The Hermosa Beach City Council has decided to move forward with drafting an ordinance that would ban smoking in most public spaces, including Pier Plaza, public parking lots, the Strand, Greenbelt and other city parks.
The council in a meeting Tuesday night voted 4-1 to direct city staffers to draft the law, which will be presented at a council meeting on Oct. 25.
Councilman Kit Bobko voted against the measure.
When the council discussed banning smoking in January, he said that adding to the list of places where people can’t smoke and then penalizing those who do “is so Orwellian that I think Orwell would be offended by it.”
The new smoking measure, if approved in October, would be on top of the law that already bans smoking on the beach and in city-owned buildings.
Bobko asked city staffers Tuesday if the law would make it illegal to smoke near the Strand even if on private property, and City Attorney Michael Jenkins said that it would not.
Mayor Howard Fishman and Mayor Pro Tem Jeff Duclos introduced the smoking ban idea after a report was released by the Los Angeles County Department of Public Health last year that ranked Hermosa Beach amongst the worst for smoking prevalence—listing the city as 115th out of 127 communities.
Duclos championed the new ordinance as a law that would curb litter and secondhand smoke while allowing smokers themselves the chance to quit.
“I’ve dealt with this situation with my wife for years, who’s quit on numerous occasions but really would love to have that cigarette,” Duclos said. “For her, what some people would find repellent—the smell of cigarette smoke—has the absolute opposite effect,” and makes it harder to quit smoking, he concluded.
City Councilman Michael DiVirgilio also spoke to personal reasons for moving forward with the smoking prohibition.
“I watched as a teenager my grandfather shrivel trying to breathe.

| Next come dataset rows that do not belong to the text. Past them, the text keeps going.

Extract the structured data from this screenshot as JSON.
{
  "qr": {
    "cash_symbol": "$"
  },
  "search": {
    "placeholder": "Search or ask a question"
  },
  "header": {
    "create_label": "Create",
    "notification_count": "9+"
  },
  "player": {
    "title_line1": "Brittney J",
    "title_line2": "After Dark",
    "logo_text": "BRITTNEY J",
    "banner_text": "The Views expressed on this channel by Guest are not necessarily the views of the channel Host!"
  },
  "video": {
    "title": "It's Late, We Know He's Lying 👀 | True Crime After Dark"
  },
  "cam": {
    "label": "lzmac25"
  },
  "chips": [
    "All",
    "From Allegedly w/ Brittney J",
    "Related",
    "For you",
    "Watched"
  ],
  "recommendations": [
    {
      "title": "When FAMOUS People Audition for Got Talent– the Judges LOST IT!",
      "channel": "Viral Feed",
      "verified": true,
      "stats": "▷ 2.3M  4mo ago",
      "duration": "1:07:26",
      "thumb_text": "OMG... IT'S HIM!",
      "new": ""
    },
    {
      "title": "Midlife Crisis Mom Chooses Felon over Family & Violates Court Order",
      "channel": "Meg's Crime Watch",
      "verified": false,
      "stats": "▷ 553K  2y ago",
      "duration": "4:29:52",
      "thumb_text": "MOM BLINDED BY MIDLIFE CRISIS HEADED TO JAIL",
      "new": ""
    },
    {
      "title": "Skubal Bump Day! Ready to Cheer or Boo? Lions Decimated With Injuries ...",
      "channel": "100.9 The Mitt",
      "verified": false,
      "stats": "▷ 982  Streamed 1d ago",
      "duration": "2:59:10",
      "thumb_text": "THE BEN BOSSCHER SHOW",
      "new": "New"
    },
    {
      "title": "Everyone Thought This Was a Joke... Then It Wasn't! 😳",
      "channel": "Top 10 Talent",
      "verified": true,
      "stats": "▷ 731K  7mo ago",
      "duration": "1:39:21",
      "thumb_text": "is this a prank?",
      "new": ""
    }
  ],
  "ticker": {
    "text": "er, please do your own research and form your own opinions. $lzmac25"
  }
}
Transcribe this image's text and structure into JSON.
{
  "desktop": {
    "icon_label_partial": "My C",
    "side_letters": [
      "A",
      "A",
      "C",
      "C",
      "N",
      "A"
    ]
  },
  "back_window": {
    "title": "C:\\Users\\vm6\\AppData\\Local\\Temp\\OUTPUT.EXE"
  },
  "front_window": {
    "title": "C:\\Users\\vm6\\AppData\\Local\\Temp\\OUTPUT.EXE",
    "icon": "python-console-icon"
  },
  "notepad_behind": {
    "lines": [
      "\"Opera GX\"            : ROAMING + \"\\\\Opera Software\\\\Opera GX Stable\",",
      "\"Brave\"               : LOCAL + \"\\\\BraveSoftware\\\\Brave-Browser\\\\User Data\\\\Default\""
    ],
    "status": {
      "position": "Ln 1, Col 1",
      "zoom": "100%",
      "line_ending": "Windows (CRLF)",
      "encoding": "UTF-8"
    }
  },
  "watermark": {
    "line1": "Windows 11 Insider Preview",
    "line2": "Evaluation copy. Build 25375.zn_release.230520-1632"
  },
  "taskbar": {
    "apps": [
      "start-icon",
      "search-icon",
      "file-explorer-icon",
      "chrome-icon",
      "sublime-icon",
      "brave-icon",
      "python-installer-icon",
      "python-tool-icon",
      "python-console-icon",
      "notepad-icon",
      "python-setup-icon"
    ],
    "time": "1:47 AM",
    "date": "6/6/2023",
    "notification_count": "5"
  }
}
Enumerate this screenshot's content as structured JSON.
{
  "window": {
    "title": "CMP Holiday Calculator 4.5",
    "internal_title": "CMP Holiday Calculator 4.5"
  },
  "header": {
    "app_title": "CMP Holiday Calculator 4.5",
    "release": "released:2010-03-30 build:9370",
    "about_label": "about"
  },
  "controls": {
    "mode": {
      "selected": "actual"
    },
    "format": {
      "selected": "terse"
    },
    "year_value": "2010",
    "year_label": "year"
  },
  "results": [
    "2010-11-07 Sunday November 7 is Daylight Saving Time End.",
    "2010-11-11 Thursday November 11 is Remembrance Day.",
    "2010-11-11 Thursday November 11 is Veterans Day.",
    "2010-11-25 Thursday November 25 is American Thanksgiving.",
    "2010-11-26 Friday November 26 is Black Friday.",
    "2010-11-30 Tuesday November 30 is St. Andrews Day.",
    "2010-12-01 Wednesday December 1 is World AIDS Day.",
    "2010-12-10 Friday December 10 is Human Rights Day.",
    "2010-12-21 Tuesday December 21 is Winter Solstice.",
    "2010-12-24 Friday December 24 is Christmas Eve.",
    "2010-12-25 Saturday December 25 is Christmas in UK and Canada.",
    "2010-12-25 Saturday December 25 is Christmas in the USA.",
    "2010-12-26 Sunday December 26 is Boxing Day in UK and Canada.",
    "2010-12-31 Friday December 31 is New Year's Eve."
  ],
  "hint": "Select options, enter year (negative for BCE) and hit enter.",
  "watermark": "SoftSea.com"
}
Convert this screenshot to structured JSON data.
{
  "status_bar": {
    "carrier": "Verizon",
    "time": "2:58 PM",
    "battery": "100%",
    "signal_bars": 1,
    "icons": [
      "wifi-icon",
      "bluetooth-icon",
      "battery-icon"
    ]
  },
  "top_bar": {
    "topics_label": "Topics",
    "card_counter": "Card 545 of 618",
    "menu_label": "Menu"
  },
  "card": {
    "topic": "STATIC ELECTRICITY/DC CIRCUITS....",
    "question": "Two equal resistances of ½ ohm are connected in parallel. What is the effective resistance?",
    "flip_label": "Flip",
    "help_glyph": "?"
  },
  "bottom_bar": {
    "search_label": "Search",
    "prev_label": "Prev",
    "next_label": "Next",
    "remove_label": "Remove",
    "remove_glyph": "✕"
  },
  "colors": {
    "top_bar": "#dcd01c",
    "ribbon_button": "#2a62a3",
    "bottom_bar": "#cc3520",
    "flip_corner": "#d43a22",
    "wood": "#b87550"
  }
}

I have a very real, very visceral memory of what smoking can do to somebody,” he said.
About 443,000 people die prematurely from smoking-related causes and secondhand smoke nationwide each year, according to the Centers for Disease Control.